The Nationals Member for Gippsland South, Danny O’Brien, has written to the Minister for Planning seeking an explanation as to why small accommodation providers in South Gippsland are being slugged a higher levy of council rates and Fire Services Property Levy (FSPL).
The issue was raised with Mr O’Brien during his mobile electorate office visit in Foster this week.
The Valuer-General Victoria has advised councils of a change in valuation classifications that sees many small accommodation providers, in particular those with cabins, move from the residential to commercial classification. This increases not only their council rates, but the level of fire services levy that they pay.
“This change in classification will see a significant increase in charges for some of these small businesses, many of which operate on small margins. I’m told some might face a 30 to 40 per cent increase in charges,” Mr O’Brien said.
“Some are also part-time ventures in which the operators rely on external income. A big increase in fees could drive some out of business and reduce the number and variety of accommodation options in South Gippsland.
“This change initially affected about 60 businesses in the South Gippsland Shire but I believe council has been able to reduce the impact on some.
“I have now written to the Minister for Planning, seeking an explanation as to why the classification has been changed and whether there is any flexibility that can be applied to ensure that small tourism operators are not unduly affected.”

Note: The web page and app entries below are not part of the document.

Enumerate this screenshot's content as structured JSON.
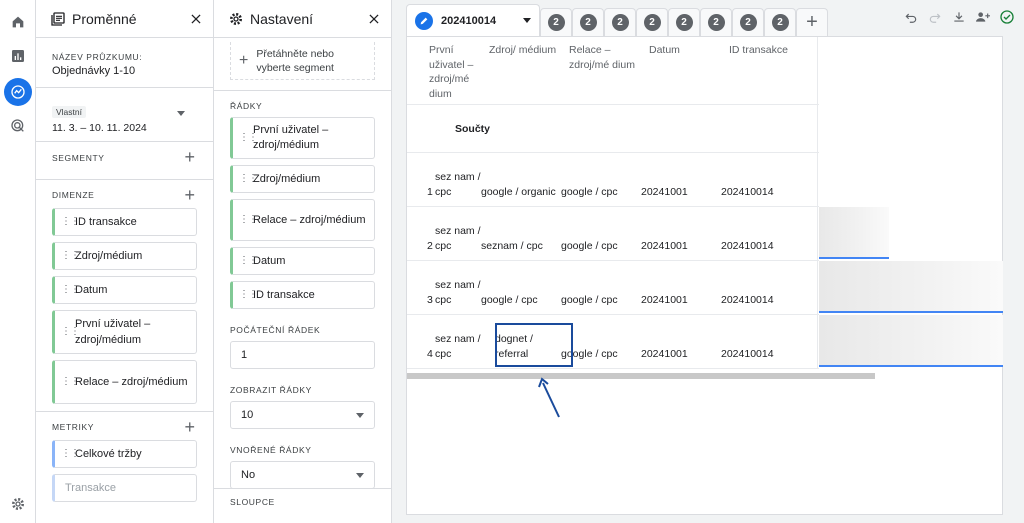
{
  "rail": {
    "items": [
      "home-icon",
      "bar-chart-icon",
      "explore-icon",
      "target-icon"
    ],
    "bottom": "gear-icon"
  },
  "variables_panel": {
    "title": "Proměnné",
    "survey_label": "NÁZEV PRŮZKUMU:",
    "survey_name": "Objednávky 1-10",
    "date_type": "Vlastní",
    "date_range": "11. 3. – 10. 11. 2024",
    "segments_label": "SEGMENTY",
    "dimensions_label": "DIMENZE",
    "dimensions": [
      "ID transakce",
      "Zdroj/médium",
      "Datum",
      "První uživatel – zdroj/médium",
      "Relace – zdroj/médium"
    ],
    "metrics_label": "METRIKY",
    "metrics": [
      "Celkové tržby",
      "Transakce"
    ]
  },
  "settings_panel": {
    "title": "Nastavení",
    "segment_drop": "Přetáhněte nebo vyberte segment",
    "rows_label": "ŘÁDKY",
    "rows": [
      "První uživatel – zdroj/médium",
      "Zdroj/médium",
      "Relace – zdroj/médium",
      "Datum",
      "ID transakce"
    ],
    "start_row_label": "POČÁTEČNÍ ŘÁDEK",
    "start_row_value": "1",
    "show_rows_label": "ZOBRAZIT ŘÁDKY",
    "show_rows_value": "10",
    "nested_rows_label": "VNOŘENÉ ŘÁDKY",
    "nested_rows_value": "No",
    "columns_label": "SLOUPCE"
  },
  "tabs": {
    "active_label": "202410014",
    "badge": "2",
    "count": 9
  },
  "table": {
    "headers": [
      "První uživatel – zdroj/mé dium",
      "Zdroj/ médium",
      "Relace – zdroj/mé dium",
      "Datum",
      "ID transakce"
    ],
    "totals_label": "Součty",
    "rows": [
      {
        "n": "1",
        "first": "sez nam / cpc",
        "source": "google / organic",
        "session": "google / cpc",
        "date": "20241001",
        "id": "202410014"
      },
      {
        "n": "2",
        "first": "sez nam / cpc",
        "source": "seznam / cpc",
        "session": "google / cpc",
        "date": "20241001",
        "id": "202410014"
      },
      {
        "n": "3",
        "first": "sez nam / cpc",
        "source": "google / cpc",
        "session": "google / cpc",
        "date": "20241001",
        "id": "202410014"
      },
      {
        "n": "4",
        "first": "sez nam / cpc",
        "source": "dognet / referral",
        "session": "google / cpc",
        "date": "20241001",
        "id": "202410014"
      }
    ]
  },
  "colors": {
    "accent": "#1a73e8",
    "dimension_chip": "#81c995",
    "metric_chip": "#8ab4f8",
    "highlight": "#1a4b9c"
  }
}
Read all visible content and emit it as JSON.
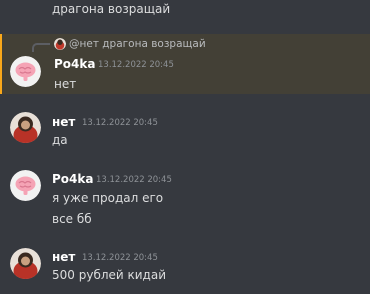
{
  "channel": {
    "previous_message_tail": "драгона возращай"
  },
  "messages": [
    {
      "author": "Po4ka",
      "avatar_icon": "brain-avatar-icon",
      "timestamp": "13.12.2022 20:45",
      "highlighted": true,
      "reply": {
        "text": "@нет драгона возращай",
        "avatar_icon": "red-avatar-icon"
      },
      "lines": [
        "нет"
      ]
    },
    {
      "author": "нет",
      "avatar_icon": "red-avatar-icon",
      "timestamp": "13.12.2022 20:45",
      "lines": [
        "да"
      ]
    },
    {
      "author": "Po4ka",
      "avatar_icon": "brain-avatar-icon",
      "timestamp": "13.12.2022 20:45",
      "lines": [
        "я уже продал его",
        "все бб"
      ]
    },
    {
      "author": "нет",
      "avatar_icon": "red-avatar-icon",
      "timestamp": "13.12.2022 20:45",
      "lines": [
        "500 рублей кидай"
      ]
    }
  ],
  "colors": {
    "background": "#36393f",
    "highlight_background": "#434036",
    "highlight_border": "#faa81a",
    "author_text": "#ffffff",
    "message_text": "#dcddde",
    "timestamp_text": "#8e9297"
  }
}
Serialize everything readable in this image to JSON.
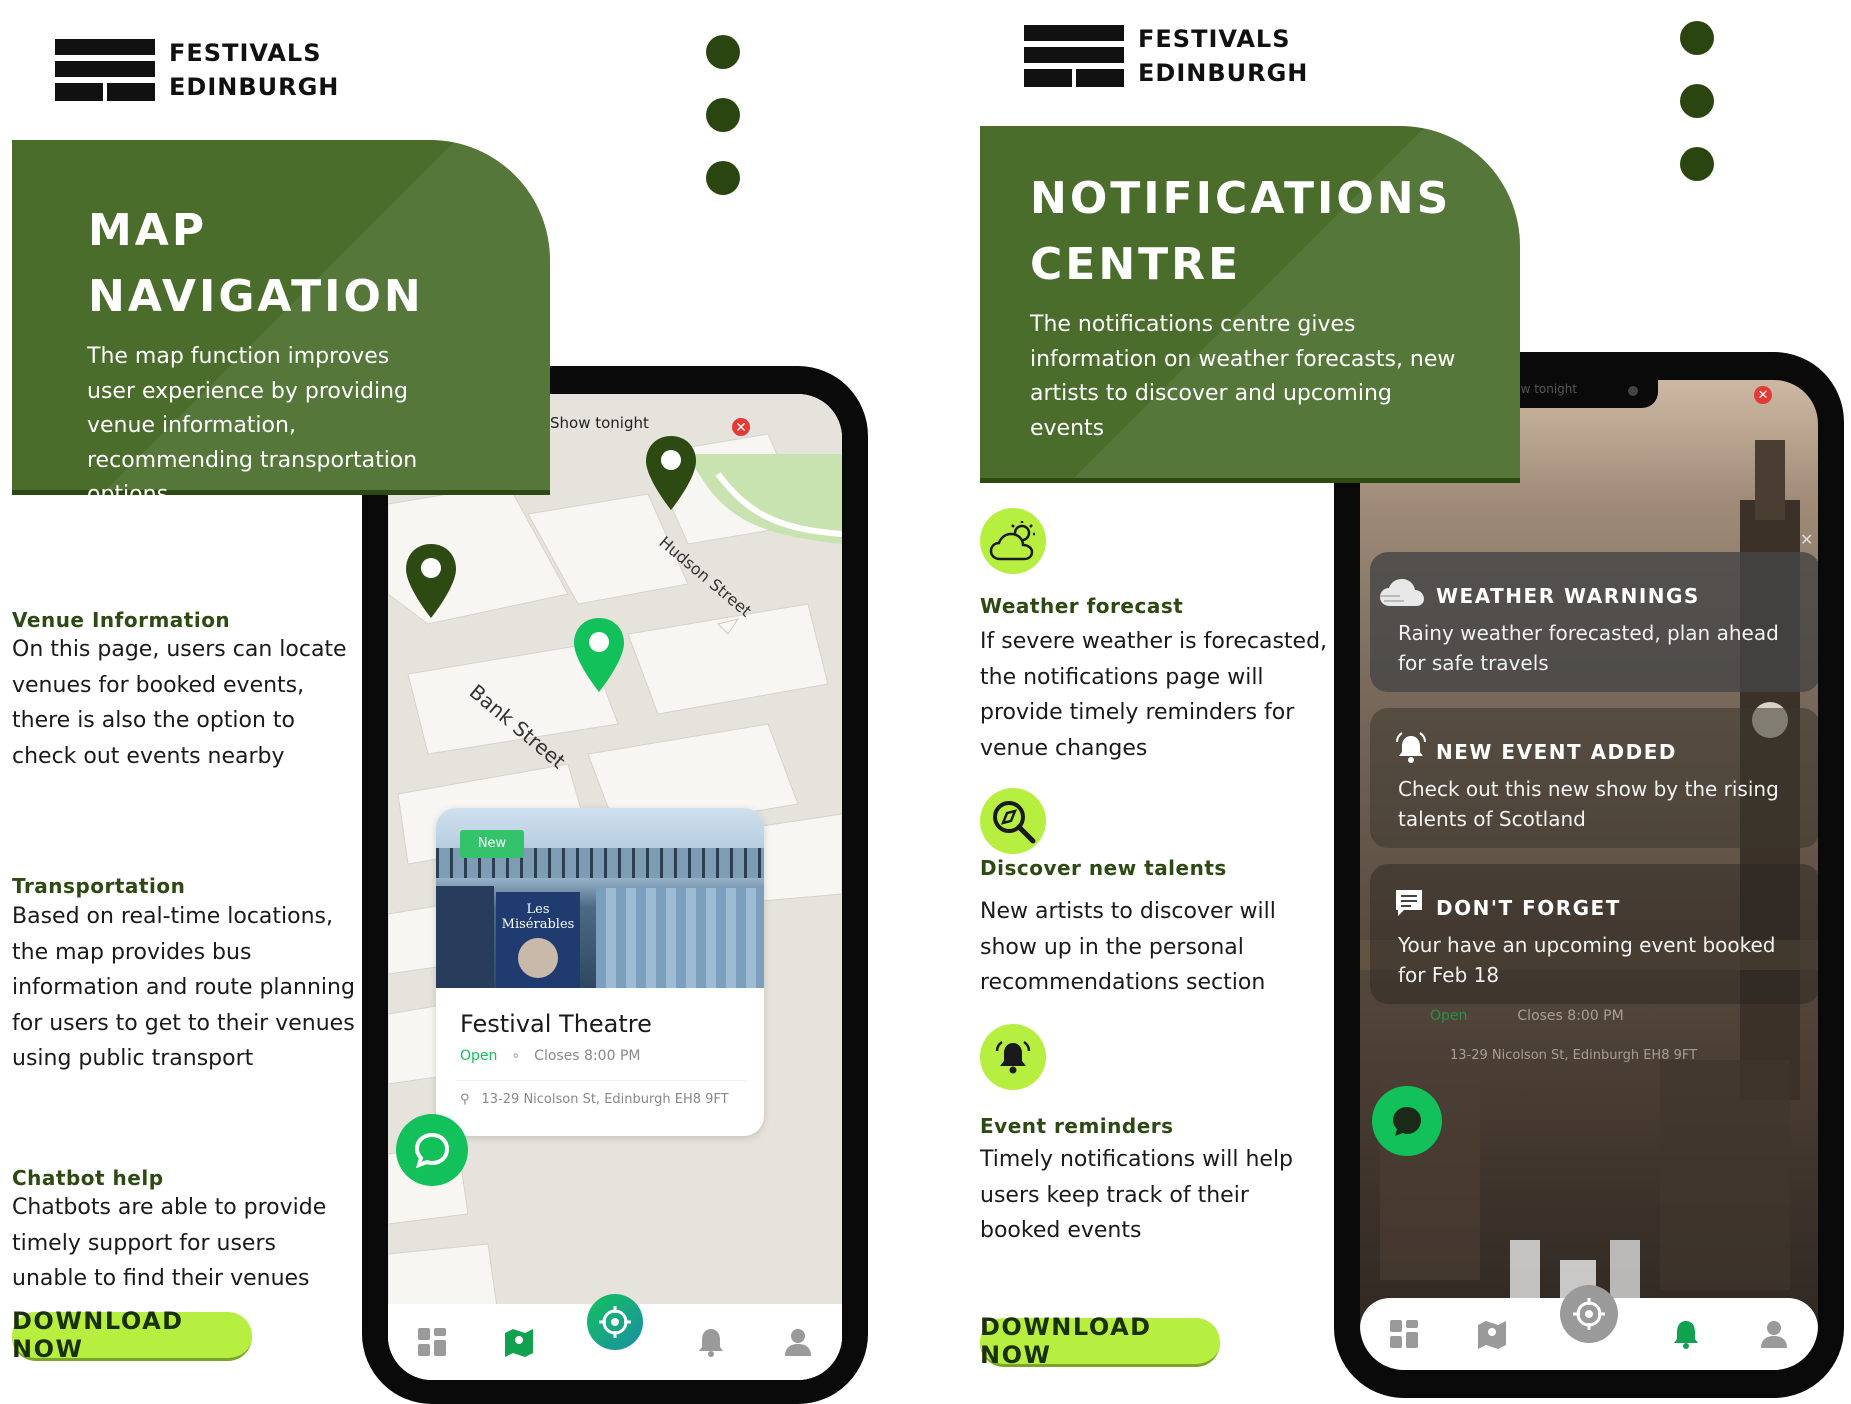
{
  "brand": {
    "line1": "FESTIVALS",
    "line2": "EDINBURGH"
  },
  "left": {
    "title_line1": "MAP",
    "title_line2": "NAVIGATION",
    "description": "The map function improves user experience by providing venue information, recommending transportation options",
    "sections": [
      {
        "title": "Venue Information",
        "body": "On this page, users can locate venues for booked events, there is also the option to check out events nearby"
      },
      {
        "title": "Transportation",
        "body": "Based on real-time locations, the map provides bus information and route planning for users to get to their venues using public transport"
      },
      {
        "title": "Chatbot help",
        "body": "Chatbots are able to provide timely support for users unable to find their venues"
      }
    ],
    "download_label": "DOWNLOAD NOW",
    "phone": {
      "search_text": "Show tonight",
      "streets": [
        "Hudson Street",
        "Bank Street"
      ],
      "venue": {
        "badge": "New",
        "poster_text": "Les Misérables",
        "name": "Festival Theatre",
        "status": "Open",
        "closes": "Closes 8:00 PM",
        "address": "13-29 Nicolson St, Edinburgh EH8 9FT"
      }
    }
  },
  "right": {
    "title_line1": "NOTIFICATIONS",
    "title_line2": "CENTRE",
    "description": "The notifications centre gives information on weather forecasts, new artists to discover and upcoming events",
    "sections": [
      {
        "title": "Weather forecast",
        "body": "If severe weather is forecasted, the notifications page will provide timely reminders for venue changes",
        "icon": "sun-cloud-icon"
      },
      {
        "title": "Discover new talents",
        "body": "New artists to discover  will show up in the personal recommendations section",
        "icon": "discover-search-icon"
      },
      {
        "title": "Event reminders",
        "body": "Timely notifications will help users keep track of their booked events",
        "icon": "bell-ringing-icon"
      }
    ],
    "download_label": "DOWNLOAD NOW",
    "phone": {
      "search_text": "Show tonight",
      "notifications": [
        {
          "title": "WEATHER WARNINGS",
          "body": "Rainy weather forecasted, plan ahead for safe travels",
          "icon": "weather-cloud-icon"
        },
        {
          "title": "NEW EVENT ADDED",
          "body": "Check out this new show by the rising talents of Scotland",
          "icon": "alarm-bell-icon"
        },
        {
          "title": "DON'T FORGET",
          "body": "Your have an upcoming event booked for Feb 18",
          "icon": "message-icon"
        }
      ],
      "faded_status": "Open",
      "faded_closes": "Closes 8:00 PM",
      "faded_address": "13-29 Nicolson St, Edinburgh EH8 9FT"
    }
  },
  "colors": {
    "dark_green": "#4b6d2c",
    "lime": "#b6ef3f",
    "bright_green": "#12c15a",
    "dot": "#2b4510"
  }
}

The issue was one of several raised with Mr O’Brien during his “mobile electorate office” visit to Foster, held at Bromley’s on Main Café. Other matters raised included local planning provisions, public transport, EPA regulations impacting on development at Sandy Point and calls for a new fire station at Foster.
“I’ve followed up each of these matters on behalf of my constituents and will ensure they get the attention they deserve,” Mr O’Brien said.

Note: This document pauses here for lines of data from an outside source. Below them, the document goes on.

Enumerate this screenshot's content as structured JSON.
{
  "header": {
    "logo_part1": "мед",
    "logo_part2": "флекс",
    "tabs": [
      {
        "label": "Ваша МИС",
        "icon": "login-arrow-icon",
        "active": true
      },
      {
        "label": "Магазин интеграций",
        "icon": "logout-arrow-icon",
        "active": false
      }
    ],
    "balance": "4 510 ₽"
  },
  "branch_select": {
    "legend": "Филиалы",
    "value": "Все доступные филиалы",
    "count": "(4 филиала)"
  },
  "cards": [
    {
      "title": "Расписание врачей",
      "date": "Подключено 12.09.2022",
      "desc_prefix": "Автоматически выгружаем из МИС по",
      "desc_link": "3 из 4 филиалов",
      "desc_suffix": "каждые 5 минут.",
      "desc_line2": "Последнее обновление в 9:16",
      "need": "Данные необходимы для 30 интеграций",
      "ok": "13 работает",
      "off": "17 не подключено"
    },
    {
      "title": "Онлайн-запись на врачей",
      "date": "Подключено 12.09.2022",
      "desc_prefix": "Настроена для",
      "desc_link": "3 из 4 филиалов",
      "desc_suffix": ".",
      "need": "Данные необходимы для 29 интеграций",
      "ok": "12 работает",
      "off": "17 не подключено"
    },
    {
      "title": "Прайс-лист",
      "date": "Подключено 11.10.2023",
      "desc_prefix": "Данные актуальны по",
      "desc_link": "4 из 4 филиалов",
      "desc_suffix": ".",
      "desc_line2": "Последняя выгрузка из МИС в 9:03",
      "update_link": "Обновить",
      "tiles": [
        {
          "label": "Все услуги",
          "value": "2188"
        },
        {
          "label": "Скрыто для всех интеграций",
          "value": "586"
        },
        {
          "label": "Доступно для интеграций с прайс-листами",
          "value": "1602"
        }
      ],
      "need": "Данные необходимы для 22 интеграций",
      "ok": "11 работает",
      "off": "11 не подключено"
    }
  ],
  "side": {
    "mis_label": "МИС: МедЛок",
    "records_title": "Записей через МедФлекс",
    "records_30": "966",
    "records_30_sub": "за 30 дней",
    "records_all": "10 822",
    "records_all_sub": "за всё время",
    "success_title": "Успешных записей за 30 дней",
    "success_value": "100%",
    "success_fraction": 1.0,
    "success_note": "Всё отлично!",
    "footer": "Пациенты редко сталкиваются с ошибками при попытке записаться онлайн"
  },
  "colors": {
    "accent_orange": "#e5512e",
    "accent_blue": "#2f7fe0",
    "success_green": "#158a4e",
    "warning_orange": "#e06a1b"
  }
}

“Although I meet with people and visit local businesses and community groups on a daily basis, the mobile office visit is an opportunity for people to make an appointment to see me in their own town and raise issues of direct importance to them.
“I’ll be visiting a different town each month, with my July visit pencilled in for Korumburra.”